Your goal
Present an exact copy of each line below.

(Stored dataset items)
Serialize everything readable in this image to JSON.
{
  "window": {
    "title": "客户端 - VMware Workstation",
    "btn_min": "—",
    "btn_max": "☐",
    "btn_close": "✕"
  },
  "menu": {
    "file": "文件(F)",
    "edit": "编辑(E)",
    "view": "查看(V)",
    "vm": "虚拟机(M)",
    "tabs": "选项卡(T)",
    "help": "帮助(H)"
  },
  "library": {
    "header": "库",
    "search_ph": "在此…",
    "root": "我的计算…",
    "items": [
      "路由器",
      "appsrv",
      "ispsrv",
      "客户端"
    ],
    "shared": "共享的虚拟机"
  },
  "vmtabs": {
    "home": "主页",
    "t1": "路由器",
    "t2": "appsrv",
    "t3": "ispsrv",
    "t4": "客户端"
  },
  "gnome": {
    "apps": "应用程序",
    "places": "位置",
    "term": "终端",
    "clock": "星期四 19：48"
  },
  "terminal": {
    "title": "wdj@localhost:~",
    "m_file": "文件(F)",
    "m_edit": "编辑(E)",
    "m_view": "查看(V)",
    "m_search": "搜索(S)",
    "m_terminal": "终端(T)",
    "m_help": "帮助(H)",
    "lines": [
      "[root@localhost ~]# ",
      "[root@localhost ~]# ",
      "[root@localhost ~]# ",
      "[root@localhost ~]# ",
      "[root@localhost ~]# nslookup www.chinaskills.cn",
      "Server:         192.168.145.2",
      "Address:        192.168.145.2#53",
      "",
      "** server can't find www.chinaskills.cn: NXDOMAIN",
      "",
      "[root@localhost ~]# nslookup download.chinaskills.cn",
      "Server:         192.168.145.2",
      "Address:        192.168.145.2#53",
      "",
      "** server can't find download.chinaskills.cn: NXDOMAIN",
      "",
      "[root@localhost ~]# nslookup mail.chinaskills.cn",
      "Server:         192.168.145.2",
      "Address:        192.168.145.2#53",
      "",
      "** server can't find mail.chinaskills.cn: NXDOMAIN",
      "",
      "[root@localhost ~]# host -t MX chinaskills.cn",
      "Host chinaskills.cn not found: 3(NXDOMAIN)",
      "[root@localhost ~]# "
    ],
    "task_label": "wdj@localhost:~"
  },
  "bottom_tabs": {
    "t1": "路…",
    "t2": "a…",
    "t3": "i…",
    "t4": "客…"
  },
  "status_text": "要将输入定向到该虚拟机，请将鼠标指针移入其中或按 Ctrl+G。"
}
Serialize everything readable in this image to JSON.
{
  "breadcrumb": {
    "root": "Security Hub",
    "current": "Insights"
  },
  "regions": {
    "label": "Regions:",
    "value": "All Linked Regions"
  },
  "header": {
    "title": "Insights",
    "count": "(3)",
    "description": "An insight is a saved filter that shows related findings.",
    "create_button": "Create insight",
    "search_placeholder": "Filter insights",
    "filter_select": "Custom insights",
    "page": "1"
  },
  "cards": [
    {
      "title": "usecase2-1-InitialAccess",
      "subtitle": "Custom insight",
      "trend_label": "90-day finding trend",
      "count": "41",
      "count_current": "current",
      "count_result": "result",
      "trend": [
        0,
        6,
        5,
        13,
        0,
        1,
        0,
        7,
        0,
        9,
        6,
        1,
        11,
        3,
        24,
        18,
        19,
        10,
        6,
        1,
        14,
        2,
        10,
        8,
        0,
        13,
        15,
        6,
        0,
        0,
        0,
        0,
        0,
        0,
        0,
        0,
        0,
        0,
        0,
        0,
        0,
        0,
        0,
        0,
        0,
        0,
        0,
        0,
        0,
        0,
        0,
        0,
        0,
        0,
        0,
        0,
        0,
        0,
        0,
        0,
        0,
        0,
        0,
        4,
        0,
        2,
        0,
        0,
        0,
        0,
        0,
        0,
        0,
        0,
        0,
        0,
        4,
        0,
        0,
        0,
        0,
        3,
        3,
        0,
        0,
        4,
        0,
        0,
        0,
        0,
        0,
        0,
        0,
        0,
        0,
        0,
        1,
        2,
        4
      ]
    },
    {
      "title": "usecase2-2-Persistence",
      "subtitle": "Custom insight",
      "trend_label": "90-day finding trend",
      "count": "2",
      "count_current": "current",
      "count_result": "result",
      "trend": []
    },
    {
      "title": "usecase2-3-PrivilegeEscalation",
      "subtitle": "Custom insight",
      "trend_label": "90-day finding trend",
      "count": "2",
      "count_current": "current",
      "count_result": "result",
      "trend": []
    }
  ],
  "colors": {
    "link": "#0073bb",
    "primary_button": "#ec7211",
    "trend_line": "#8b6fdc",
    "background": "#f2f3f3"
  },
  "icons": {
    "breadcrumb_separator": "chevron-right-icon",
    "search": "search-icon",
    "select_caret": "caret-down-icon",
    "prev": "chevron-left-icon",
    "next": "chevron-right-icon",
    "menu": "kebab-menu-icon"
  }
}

Finished exercise
Serialize everything readable in this image to JSON.
{
  "window": {
    "title": "客户端 - VMware Workstation",
    "btn_min": "—",
    "btn_max": "☐",
    "btn_close": "✕"
  },
  "menu": {
    "file": "文件(F)",
    "edit": "编辑(E)",
    "view": "查看(V)",
    "vm": "虚拟机(M)",
    "tabs": "选项卡(T)",
    "help": "帮助(H)"
  },
  "library": {
    "header": "库",
    "search_ph": "在此…",
    "root": "我的计算…",
    "items": [
      "路由器",
      "appsrv",
      "ispsrv",
      "客户端"
    ],
    "shared": "共享的虚拟机"
  },
  "vmtabs": {
    "home": "主页",
    "t1": "路由器",
    "t2": "appsrv",
    "t3": "ispsrv",
    "t4": "客户端"
  },
  "gnome": {
    "apps": "应用程序",
    "places": "位置",
    "term": "终端",
    "clock": "星期四 19：48"
  },
  "terminal": {
    "title": "wdj@localhost:~",
    "m_file": "文件(F)",
    "m_edit": "编辑(E)",
    "m_view": "查看(V)",
    "m_search": "搜索(S)",
    "m_terminal": "终端(T)",
    "m_help": "帮助(H)",
    "lines": [
      "[root@localhost ~]# ",
      "[root@localhost ~]# ",
      "[root@localhost ~]# ",
      "[root@localhost ~]# ",
      "[root@localhost ~]# nslookup www.chinaskills.cn",
      "Server:         192.168.145.2",
      "Address:        192.168.145.2#53",
      "",
      "** server can't find www.chinaskills.cn: NXDOMAIN",
      "",
      "[root@localhost ~]# nslookup download.chinaskills.cn",
      "Server:         192.168.145.2",
      "Address:        192.168.145.2#53",
      "",
      "** server can't find download.chinaskills.cn: NXDOMAIN",
      "",
      "[root@localhost ~]# nslookup mail.chinaskills.cn",
      "Server:         192.168.145.2",
      "Address:        192.168.145.2#53",
      "",
      "** server can't find mail.chinaskills.cn: NXDOMAIN",
      "",
      "[root@localhost ~]# host -t MX chinaskills.cn",
      "Host chinaskills.cn not found: 3(NXDOMAIN)",
      "[root@localhost ~]# "
    ],
    "task_label": "wdj@localhost:~"
  },
  "bottom_tabs": {
    "t1": "路…",
    "t2": "a…",
    "t3": "i…",
    "t4": "客…"
  },
  "status_text": "要将输入定向到该虚拟机，请将鼠标指针移入其中或按 Ctrl+G。"
}
Serialize everything readable in this image to JSON.
{
  "breadcrumb": {
    "root": "Security Hub",
    "current": "Insights"
  },
  "regions": {
    "label": "Regions:",
    "value": "All Linked Regions"
  },
  "header": {
    "title": "Insights",
    "count": "(3)",
    "description": "An insight is a saved filter that shows related findings.",
    "create_button": "Create insight",
    "search_placeholder": "Filter insights",
    "filter_select": "Custom insights",
    "page": "1"
  },
  "cards": [
    {
      "title": "usecase2-1-InitialAccess",
      "subtitle": "Custom insight",
      "trend_label": "90-day finding trend",
      "count": "41",
      "count_current": "current",
      "count_result": "result",
      "trend": [
        0,
        6,
        5,
        13,
        0,
        1,
        0,
        7,
        0,
        9,
        6,
        1,
        11,
        3,
        24,
        18,
        19,
        10,
        6,
        1,
        14,
        2,
        10,
        8,
        0,
        13,
        15,
        6,
        0,
        0,
        0,
        0,
        0,
        0,
        0,
        0,
        0,
        0,
        0,
        0,
        0,
        0,
        0,
        0,
        0,
        0,
        0,
        0,
        0,
        0,
        0,
        0,
        0,
        0,
        0,
        0,
        0,
        0,
        0,
        0,
        0,
        0,
        0,
        4,
        0,
        2,
        0,
        0,
        0,
        0,
        0,
        0,
        0,
        0,
        0,
        0,
        4,
        0,
        0,
        0,
        0,
        3,
        3,
        0,
        0,
        4,
        0,
        0,
        0,
        0,
        0,
        0,
        0,
        0,
        0,
        0,
        1,
        2,
        4
      ]
    },
    {
      "title": "usecase2-2-Persistence",
      "subtitle": "Custom insight",
      "trend_label": "90-day finding trend",
      "count": "2",
      "count_current": "current",
      "count_result": "result",
      "trend": []
    },
    {
      "title": "usecase2-3-PrivilegeEscalation",
      "subtitle": "Custom insight",
      "trend_label": "90-day finding trend",
      "count": "2",
      "count_current": "current",
      "count_result": "result",
      "trend": []
    }
  ],
  "colors": {
    "link": "#0073bb",
    "primary_button": "#ec7211",
    "trend_line": "#8b6fdc",
    "background": "#f2f3f3"
  },
  "icons": {
    "breadcrumb_separator": "chevron-right-icon",
    "search": "search-icon",
    "select_caret": "caret-down-icon",
    "prev": "chevron-left-icon",
    "next": "chevron-right-icon",
    "menu": "kebab-menu-icon"
  }
}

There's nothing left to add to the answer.